→ PROMPT
Leave out the pictures and set down the rest of the listing below word for word.

→ EXERCISE INPUT
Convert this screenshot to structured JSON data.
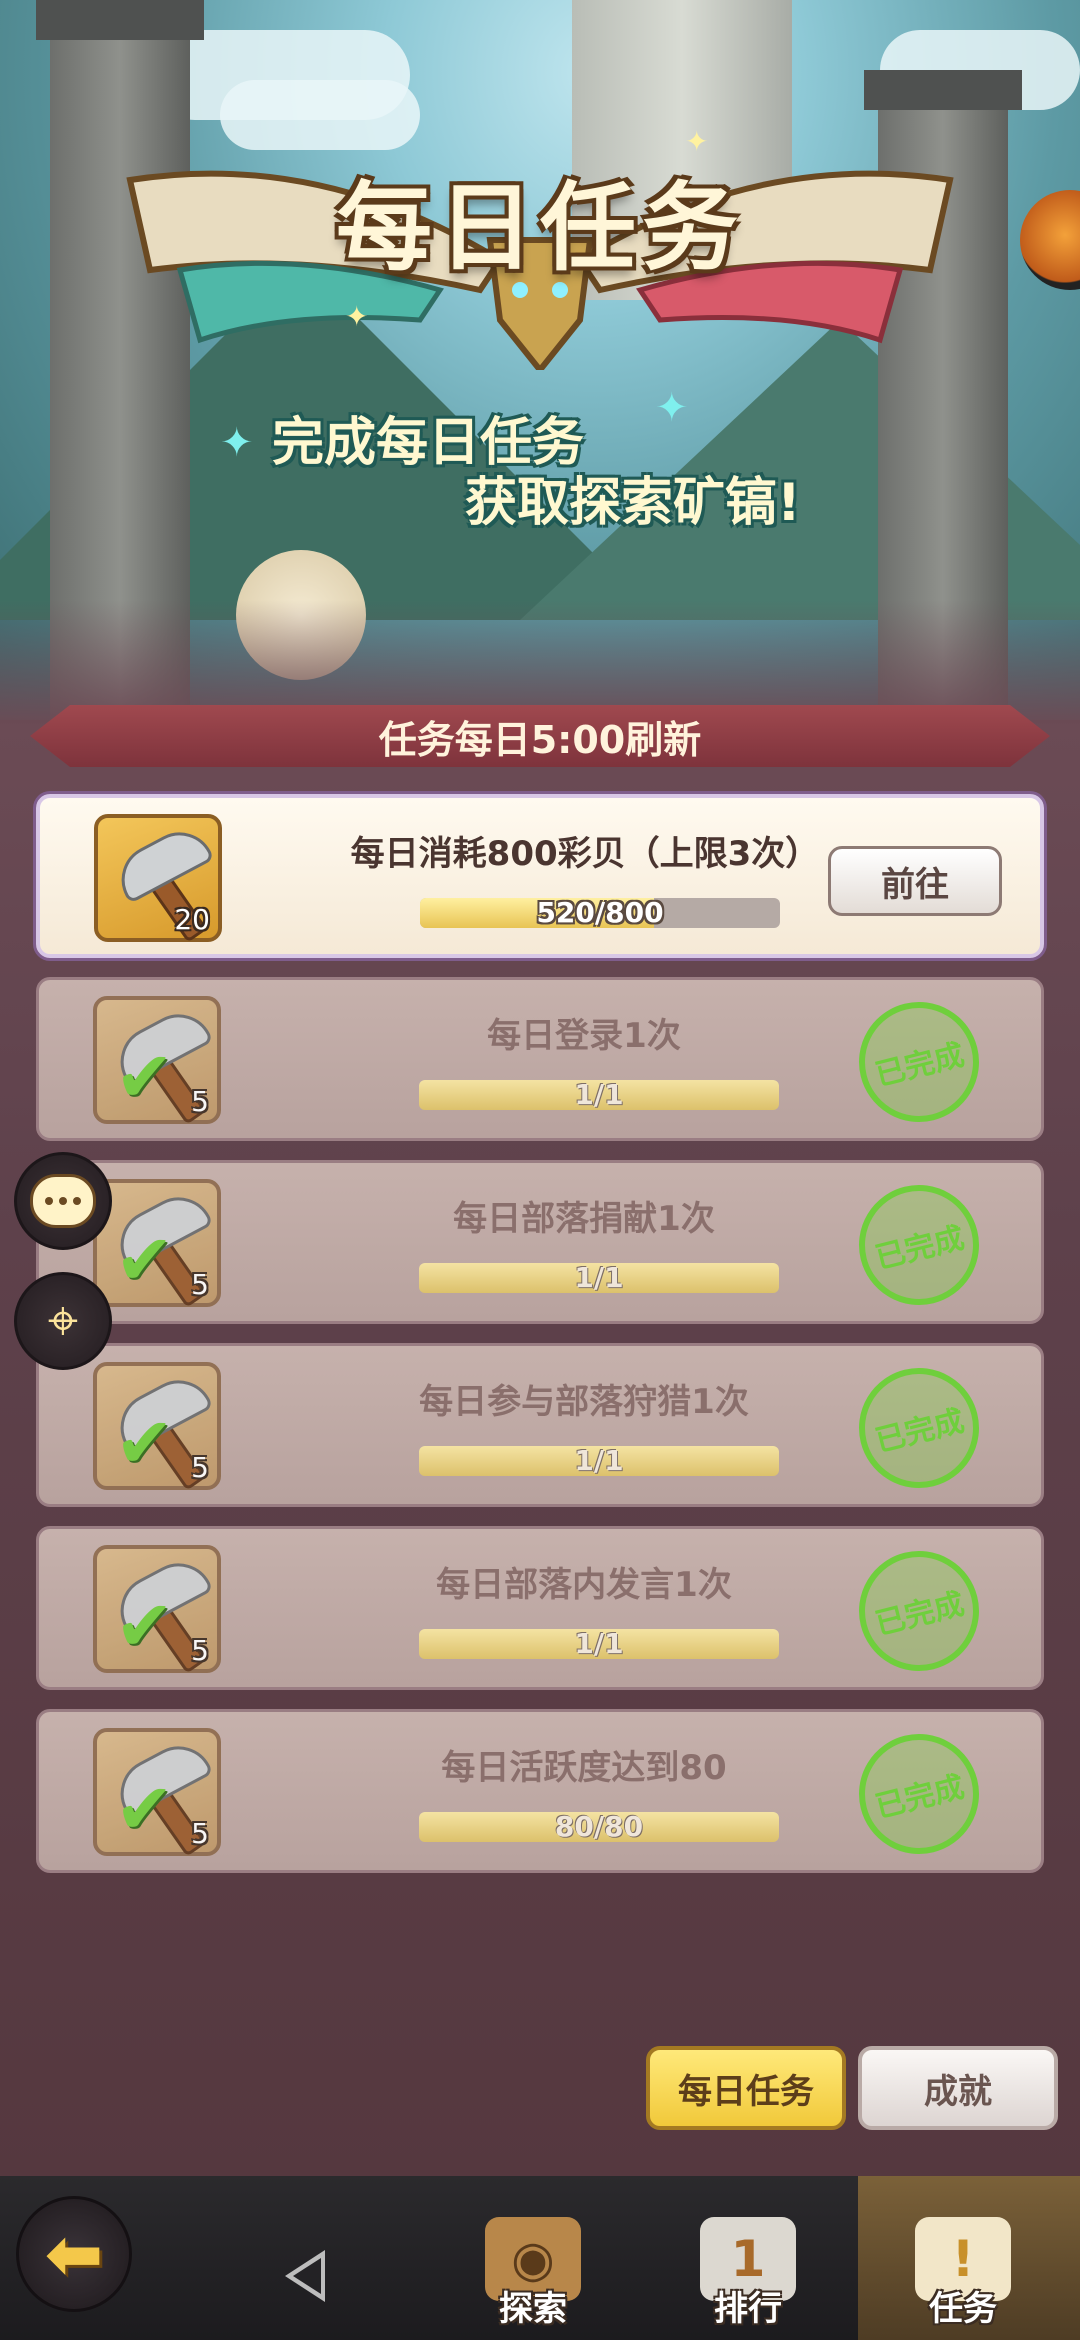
{
  "banner": {
    "title": "每日任务",
    "subtitle_line1": "完成每日任务",
    "subtitle_line2": "获取探索矿镐!"
  },
  "refresh_notice": "任务每日5:00刷新",
  "tasks": [
    {
      "title": "每日消耗800彩贝（上限3次）",
      "reward_count": "20",
      "progress_text": "520/800",
      "progress": 0.65,
      "status": "active",
      "action_label": "前往"
    },
    {
      "title": "每日登录1次",
      "reward_count": "5",
      "progress_text": "1/1",
      "progress": 1.0,
      "status": "done",
      "stamp_label": "已完成"
    },
    {
      "title": "每日部落捐献1次",
      "reward_count": "5",
      "progress_text": "1/1",
      "progress": 1.0,
      "status": "done",
      "stamp_label": "已完成"
    },
    {
      "title": "每日参与部落狩猎1次",
      "reward_count": "5",
      "progress_text": "1/1",
      "progress": 1.0,
      "status": "done",
      "stamp_label": "已完成"
    },
    {
      "title": "每日部落内发言1次",
      "reward_count": "5",
      "progress_text": "1/1",
      "progress": 1.0,
      "status": "done",
      "stamp_label": "已完成"
    },
    {
      "title": "每日活跃度达到80",
      "reward_count": "5",
      "progress_text": "80/80",
      "progress": 1.0,
      "status": "done",
      "stamp_label": "已完成"
    }
  ],
  "tabs": {
    "daily": "每日任务",
    "achievements": "成就"
  },
  "nav": {
    "explore": "探索",
    "ranking": "排行",
    "tasks": "任务"
  },
  "colors": {
    "accent_yellow": "#f1c93a",
    "done_green": "#6fcf3c",
    "ribbon_red": "#8e3d45"
  }
}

→ EXERCISE RESULT
Convert this screenshot to structured JSON data.
{
  "banner": {
    "title": "每日任务",
    "subtitle_line1": "完成每日任务",
    "subtitle_line2": "获取探索矿镐!"
  },
  "refresh_notice": "任务每日5:00刷新",
  "tasks": [
    {
      "title": "每日消耗800彩贝（上限3次）",
      "reward_count": "20",
      "progress_text": "520/800",
      "progress": 0.65,
      "status": "active",
      "action_label": "前往"
    },
    {
      "title": "每日登录1次",
      "reward_count": "5",
      "progress_text": "1/1",
      "progress": 1.0,
      "status": "done",
      "stamp_label": "已完成"
    },
    {
      "title": "每日部落捐献1次",
      "reward_count": "5",
      "progress_text": "1/1",
      "progress": 1.0,
      "status": "done",
      "stamp_label": "已完成"
    },
    {
      "title": "每日参与部落狩猎1次",
      "reward_count": "5",
      "progress_text": "1/1",
      "progress": 1.0,
      "status": "done",
      "stamp_label": "已完成"
    },
    {
      "title": "每日部落内发言1次",
      "reward_count": "5",
      "progress_text": "1/1",
      "progress": 1.0,
      "status": "done",
      "stamp_label": "已完成"
    },
    {
      "title": "每日活跃度达到80",
      "reward_count": "5",
      "progress_text": "80/80",
      "progress": 1.0,
      "status": "done",
      "stamp_label": "已完成"
    }
  ],
  "tabs": {
    "daily": "每日任务",
    "achievements": "成就"
  },
  "nav": {
    "explore": "探索",
    "ranking": "排行",
    "tasks": "任务"
  },
  "colors": {
    "accent_yellow": "#f1c93a",
    "done_green": "#6fcf3c",
    "ribbon_red": "#8e3d45"
  }
}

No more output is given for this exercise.